The ending is hilarious too. Our lead, who goes batshit insane for the last 15 minutes of the movie for some reason, is blamed for the murders and sent to a prison or mental hospital of some sort. It’s clearly just someone’s basement, with a few bars placed on a makeshift wall. A “doctor” then checks off a few things on a clipboard such as the guy’s named, and then writes, in perfect block letters “Increase medication”. Then the movie ends. Hey, I buy it.

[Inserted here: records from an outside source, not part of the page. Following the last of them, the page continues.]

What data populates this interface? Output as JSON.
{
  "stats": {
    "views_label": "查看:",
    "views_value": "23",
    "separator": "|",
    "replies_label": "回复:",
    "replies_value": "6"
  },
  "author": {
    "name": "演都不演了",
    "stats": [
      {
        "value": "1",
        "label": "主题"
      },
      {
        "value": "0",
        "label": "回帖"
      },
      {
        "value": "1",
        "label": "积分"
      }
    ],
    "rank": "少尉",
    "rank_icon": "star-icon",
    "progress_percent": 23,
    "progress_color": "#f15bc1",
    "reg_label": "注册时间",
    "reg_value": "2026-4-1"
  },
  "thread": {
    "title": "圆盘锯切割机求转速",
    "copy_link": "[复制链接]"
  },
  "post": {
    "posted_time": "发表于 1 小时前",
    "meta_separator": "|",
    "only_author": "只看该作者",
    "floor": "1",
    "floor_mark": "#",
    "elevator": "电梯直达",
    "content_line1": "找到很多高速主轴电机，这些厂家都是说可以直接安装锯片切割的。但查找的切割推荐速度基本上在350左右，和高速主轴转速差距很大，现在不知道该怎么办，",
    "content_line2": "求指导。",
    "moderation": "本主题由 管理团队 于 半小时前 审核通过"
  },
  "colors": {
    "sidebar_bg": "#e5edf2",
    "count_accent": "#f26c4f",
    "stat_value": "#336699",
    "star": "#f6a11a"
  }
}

The DVD contains a 40 minute making of that is pretty informative. You learn that the director actually wanted to cut down on the amount of profanity, the scarecrow is apparently played by a woman, and the lead guy went to prison in order to research his role for the sequel, which at this time seemingly does not exist (you’d assume that if you were to put yourself in prison for a movie, the movie would have a solid green light). It ends on a peculiar note; one of the actresses bitches about her fellow cast members, presented in a square “picture in picture” style window on the corner of the screen over footage of children playing. OK. At any rate, it’s a better use of your time than the film itself, though so is pretty much anything.

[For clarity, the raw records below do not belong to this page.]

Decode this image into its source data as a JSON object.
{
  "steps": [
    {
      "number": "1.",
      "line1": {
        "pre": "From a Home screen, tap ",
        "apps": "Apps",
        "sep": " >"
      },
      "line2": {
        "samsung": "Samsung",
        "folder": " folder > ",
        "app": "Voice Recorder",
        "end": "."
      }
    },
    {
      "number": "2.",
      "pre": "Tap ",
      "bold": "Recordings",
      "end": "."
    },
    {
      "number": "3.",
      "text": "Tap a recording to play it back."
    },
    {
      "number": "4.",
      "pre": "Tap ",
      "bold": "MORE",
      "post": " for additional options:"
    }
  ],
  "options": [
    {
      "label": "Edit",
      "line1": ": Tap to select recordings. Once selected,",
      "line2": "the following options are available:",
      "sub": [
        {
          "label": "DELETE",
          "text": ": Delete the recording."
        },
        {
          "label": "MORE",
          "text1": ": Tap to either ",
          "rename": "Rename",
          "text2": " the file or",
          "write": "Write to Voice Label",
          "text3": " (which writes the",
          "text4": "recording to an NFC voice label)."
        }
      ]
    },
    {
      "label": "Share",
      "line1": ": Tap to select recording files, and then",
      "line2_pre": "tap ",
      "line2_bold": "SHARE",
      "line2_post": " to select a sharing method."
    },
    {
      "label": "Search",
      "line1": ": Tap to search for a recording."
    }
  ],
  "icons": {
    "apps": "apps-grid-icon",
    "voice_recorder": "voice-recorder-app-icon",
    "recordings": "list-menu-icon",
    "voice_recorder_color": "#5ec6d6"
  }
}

As franchises designed solely by home video poster artists go, the Dark Harvest series stands out for delivering THREE movies in which the only common trait is purely inept filmmaking by seemingly well-meaning folks. I dream of a day when all three directors are put on a panel at a horror (or corn) convention and talk about their magnum opuses. Maybe they can join forces on a fourth film that ties their films (which were all produced at the same time, apparently) together.

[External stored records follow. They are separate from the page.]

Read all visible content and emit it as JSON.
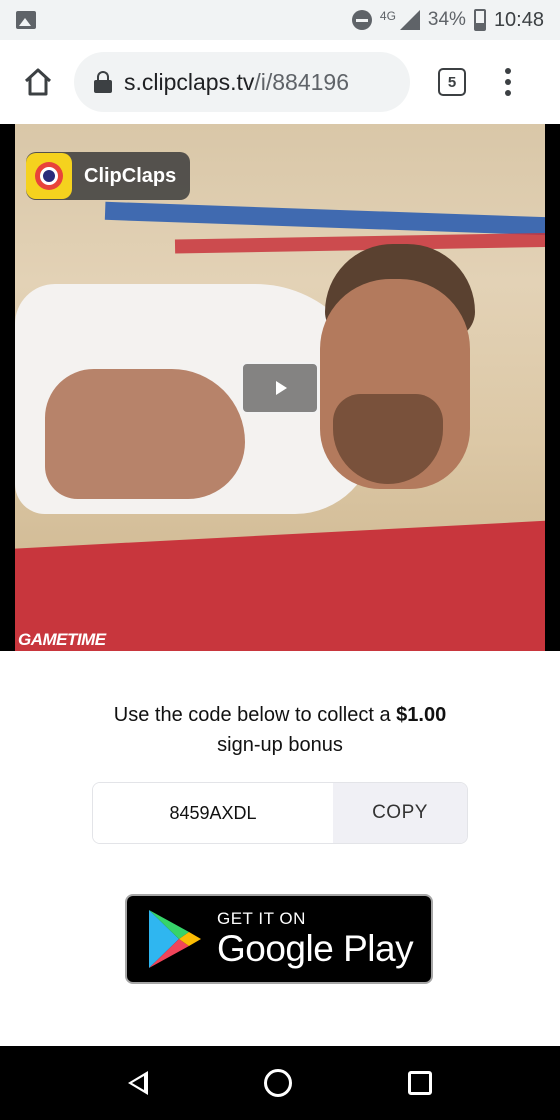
{
  "status_bar": {
    "network": "4G",
    "battery_percent": "34%",
    "battery_level": 0.34,
    "time": "10:48"
  },
  "browser": {
    "url_host": "s.clipclaps.tv",
    "url_path": "/i/884196",
    "tab_count": "5"
  },
  "video": {
    "badge_label": "ClipClaps",
    "watermark": "GAMETIME"
  },
  "promo": {
    "text_before": "Use the code below to collect a ",
    "amount": "$1.00",
    "text_after": " sign-up bonus"
  },
  "code": {
    "value": "8459AXDL",
    "copy_label": "COPY"
  },
  "store_badge": {
    "small_text": "GET IT ON",
    "big_text": "Google Play"
  },
  "colors": {
    "badge_yellow": "#f5d21e",
    "copy_bg": "#f0f0f5"
  }
}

And before anyone complains about me mocking a low budget movie with the whole “let’s see YOU make a movie!” argument, I DID make one. Almost ten years ago, two friends and I went into the woods and did the whole Blair Witch parody thing. It’s almost an hour long, and if I was as careless and soulless as the editors of these movies, I could have made it 70 minutes or so too. And it has questionable audio, glaringly obvious continuity errors, and cheap FX and all the same things I blast this movie for. You know what the difference is? I show the thing to friends for laughs. I don’t shop it around to studios for distribution, because I have a soul and would be appalled at the idea of people spending money to see the damn thing. And I don’t care how nice and well-meaning Dixon and co. are, there’s no way in hell they watched this thing and said “Yes, we have made a movie worth paying for.” Apparently, though, I can go back and shoot a scene where we are menaced by a scarecrow and get the thing released as Dark Harvest 4 (or 5, if the idea from my previous paragraph comes together).
What say you?
*The IMDb plot summary simply reads: “A killer scarecrow kills some people”. I appreciate the lack of pretension.
And now, Horror Movie A Day and Happy Hour Comics would like to present the 1st in an ongoing series of HMAD-inspired comic strips. I hope you enjoy!! (Click to enlarge)